[EventGridOutput(TopicEndpointUri = "MessageEventGridEndpoint", TopicKeySetting = "MessageEventGridTopicKey")]
[BlobOutput("tracking/trackingdate.json")]
public async Task RunAsync([TimerTrigger("0 0 * * * *")] TimerInfo timerInfo,
       [BlobInput("tracking/trackingdate.json", Connection = "StorageConnection")] TrackingObject tracking,
       FunctionContext executionContext)
{
    ...
}

This of course will not work as you can only have one output binding and we now need a return type.

To solve this we need to create a custom return type which contains both the output bindings and then use this as the return type.

public class MessageOutputType
{
    [EventGridOutput(TopicEndpointUri = "MessageEventGridEndpoint", TopicKeySetting = "MessageEventGridTopicKey")]
    public IList<EventGridEvent> Events { get; set; }

    [BlobOutput("tracking/trackingdate.json")]
    public byte[] Tracking { get; set; }
}
[Function("MessageFunction")]
public async Task<MessageOutputType> RunAsync([TimerTrigger("0 0 * * * *")] TimerInfo timerInfo,
       [BlobInput("tracking/trackingdate.json", Connection = "StorageConnection")] TrackingObject tracking,
       FunctionContext executionContext)
{
    ...
}

Now all the code has been converted over the final result looks like this:

using Microsoft.Azure.EventGrid.Models;
using Microsoft.Azure.Functions.Worker;
using Microsoft.Extensions.Logging;
using System;
using System.Collections.Generic;
using System.Linq;
using System.Threading.Tasks;

namespace MessagePoller
{
    public class MessageFunction
    {
        private readonly IMessageProcessor _messageProcessor;

        public MessageFunction(IMessageProcessor messageProcessor)
        {
            _messageProcessor = messageProcessor;
        }

        [Function("MessageFunction")]
        public async Task<MessageOutputType> RunAsync([TimerTrigger("0 0 * * * *")] TimerInfo timerInfo,
            [BlobInput("tracking/trackingdate.json", Connection = "StorageConnection")] TrackingObject trackingBlob,
            FunctionContext executionContext)
        {
            var log = executionContext.GetLogger("MessageFunction");
            log.LogInformation($"C# Timer trigger function executed at: {DateTime.Now}");

            var messages = await _messageProcessor.GetMessagesAsync(trackingBlob).ConfigureAwait(false);

            var eventMessages = await messages.ToAsyncEnumerable()
                .Select(message => new EventGridEvent
                {
                    Id = Guid.NewGuid().ToString("D"),
                    Subject = "Message event",
                    EventTime = DateTime.UtcNow,
                    EventType = "Message",
                    Data = message,
                    DataVersion = "1"
                })
                .ToListAsync().ConfigureAwait(false);

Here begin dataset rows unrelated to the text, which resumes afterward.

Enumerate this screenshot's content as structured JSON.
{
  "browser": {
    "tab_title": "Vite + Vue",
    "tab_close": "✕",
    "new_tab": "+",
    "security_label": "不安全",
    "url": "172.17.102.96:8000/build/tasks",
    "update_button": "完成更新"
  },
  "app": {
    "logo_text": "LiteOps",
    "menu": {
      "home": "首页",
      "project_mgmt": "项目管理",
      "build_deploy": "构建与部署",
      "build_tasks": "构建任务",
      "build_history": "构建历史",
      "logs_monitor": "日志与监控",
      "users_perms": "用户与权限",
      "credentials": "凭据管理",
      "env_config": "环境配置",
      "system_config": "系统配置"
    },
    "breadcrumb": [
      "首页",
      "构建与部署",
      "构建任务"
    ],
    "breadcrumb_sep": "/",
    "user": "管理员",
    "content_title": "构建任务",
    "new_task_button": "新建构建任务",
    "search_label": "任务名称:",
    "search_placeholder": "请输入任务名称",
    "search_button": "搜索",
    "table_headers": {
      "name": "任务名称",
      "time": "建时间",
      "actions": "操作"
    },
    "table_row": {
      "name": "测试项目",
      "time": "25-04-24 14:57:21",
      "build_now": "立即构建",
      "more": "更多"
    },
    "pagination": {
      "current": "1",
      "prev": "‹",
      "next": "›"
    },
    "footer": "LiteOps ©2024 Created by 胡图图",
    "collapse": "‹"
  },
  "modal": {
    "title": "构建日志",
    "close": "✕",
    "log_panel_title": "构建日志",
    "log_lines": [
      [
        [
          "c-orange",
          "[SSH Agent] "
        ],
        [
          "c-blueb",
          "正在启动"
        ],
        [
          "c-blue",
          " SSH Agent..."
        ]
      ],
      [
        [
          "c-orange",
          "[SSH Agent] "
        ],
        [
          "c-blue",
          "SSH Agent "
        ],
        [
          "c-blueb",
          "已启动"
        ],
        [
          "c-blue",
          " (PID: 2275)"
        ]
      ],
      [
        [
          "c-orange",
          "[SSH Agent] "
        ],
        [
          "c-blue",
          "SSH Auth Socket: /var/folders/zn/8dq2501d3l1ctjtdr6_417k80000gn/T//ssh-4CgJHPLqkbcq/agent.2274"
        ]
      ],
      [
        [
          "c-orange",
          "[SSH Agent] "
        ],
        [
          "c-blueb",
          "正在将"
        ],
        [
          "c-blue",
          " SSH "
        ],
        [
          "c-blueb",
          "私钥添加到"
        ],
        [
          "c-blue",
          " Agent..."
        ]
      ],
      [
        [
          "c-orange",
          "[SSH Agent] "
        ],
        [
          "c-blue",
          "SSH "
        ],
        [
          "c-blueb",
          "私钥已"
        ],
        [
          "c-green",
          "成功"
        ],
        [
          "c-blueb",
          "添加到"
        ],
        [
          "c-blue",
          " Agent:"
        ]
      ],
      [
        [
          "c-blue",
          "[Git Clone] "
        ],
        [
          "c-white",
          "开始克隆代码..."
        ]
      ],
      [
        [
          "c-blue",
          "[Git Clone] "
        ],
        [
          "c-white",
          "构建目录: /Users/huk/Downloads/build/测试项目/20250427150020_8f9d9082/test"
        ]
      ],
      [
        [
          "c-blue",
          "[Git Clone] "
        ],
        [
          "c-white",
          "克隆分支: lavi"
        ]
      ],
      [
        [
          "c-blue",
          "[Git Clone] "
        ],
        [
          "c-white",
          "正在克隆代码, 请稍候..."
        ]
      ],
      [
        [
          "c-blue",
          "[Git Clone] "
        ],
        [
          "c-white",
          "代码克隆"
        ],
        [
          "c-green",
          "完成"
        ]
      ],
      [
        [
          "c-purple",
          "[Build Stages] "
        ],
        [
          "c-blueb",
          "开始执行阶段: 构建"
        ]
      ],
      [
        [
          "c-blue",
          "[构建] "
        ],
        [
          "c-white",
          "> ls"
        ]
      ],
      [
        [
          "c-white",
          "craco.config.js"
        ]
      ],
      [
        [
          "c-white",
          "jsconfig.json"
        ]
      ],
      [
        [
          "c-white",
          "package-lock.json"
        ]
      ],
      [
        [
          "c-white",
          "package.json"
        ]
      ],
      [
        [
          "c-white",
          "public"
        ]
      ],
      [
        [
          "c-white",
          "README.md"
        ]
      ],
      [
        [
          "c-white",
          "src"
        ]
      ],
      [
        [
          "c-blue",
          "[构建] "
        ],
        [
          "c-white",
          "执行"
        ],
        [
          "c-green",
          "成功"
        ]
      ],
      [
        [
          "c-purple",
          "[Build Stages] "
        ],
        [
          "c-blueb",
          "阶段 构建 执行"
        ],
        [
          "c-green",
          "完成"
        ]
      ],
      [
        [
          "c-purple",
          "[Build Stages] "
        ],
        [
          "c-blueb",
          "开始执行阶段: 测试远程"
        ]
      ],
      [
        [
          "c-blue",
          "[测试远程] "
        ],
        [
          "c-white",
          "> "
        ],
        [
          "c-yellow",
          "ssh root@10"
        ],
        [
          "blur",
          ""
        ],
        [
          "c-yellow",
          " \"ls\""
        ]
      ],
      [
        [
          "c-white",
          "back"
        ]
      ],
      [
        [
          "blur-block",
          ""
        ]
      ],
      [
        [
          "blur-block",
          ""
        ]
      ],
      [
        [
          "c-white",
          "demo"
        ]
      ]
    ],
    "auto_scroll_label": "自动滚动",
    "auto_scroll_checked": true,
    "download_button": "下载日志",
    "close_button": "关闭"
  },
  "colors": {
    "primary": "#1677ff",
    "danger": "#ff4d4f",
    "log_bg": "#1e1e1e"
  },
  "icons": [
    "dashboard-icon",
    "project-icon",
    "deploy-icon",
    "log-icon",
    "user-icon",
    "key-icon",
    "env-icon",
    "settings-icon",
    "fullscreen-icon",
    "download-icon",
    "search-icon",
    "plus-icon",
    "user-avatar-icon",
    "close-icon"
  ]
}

            return new MessageOutputType
            {
                Events = eventMessages,
                Tracking = new TrackingObject { ModificationDate = DateTime.UtcNow }
            };
        }
    }

    public class MessageOutputType
    {
        [EventGridOutput(TopicEndpointUri = "MessageEventGridEndpoint", TopicKeySetting = "MessageEventGridTopicKey")]
        public IList<EventGridEvent> Events { get; set; }

        [BlobOutput("tracking/trackingdate.json")]
        public TrackingObject Tracking { get; set; }
    }
}

Conclusion

Upgrading this particular function was surprisingly easy despite needing multiple output bindings, the Microsoft Docs and GitHub examples were extremely helpful in understanding the changes for the particular binding.

I have to say I like the multiple return type as well as the binding attributes being explicit about if they are Input or Output.

I deployed my new function from Visual Studio 2019 and worked as expected, now time to update the IaC (Infrastructure as Code) and deploy using my pipeline, hopefully there will be no surprises there.

I hope functions with other bindings are as easy to convert and can’t wait to see what other changes are added to Azure Functions in the future with the Isolated process, .NET 6 and Functions v4.

Happy Azure Functions upgrading!!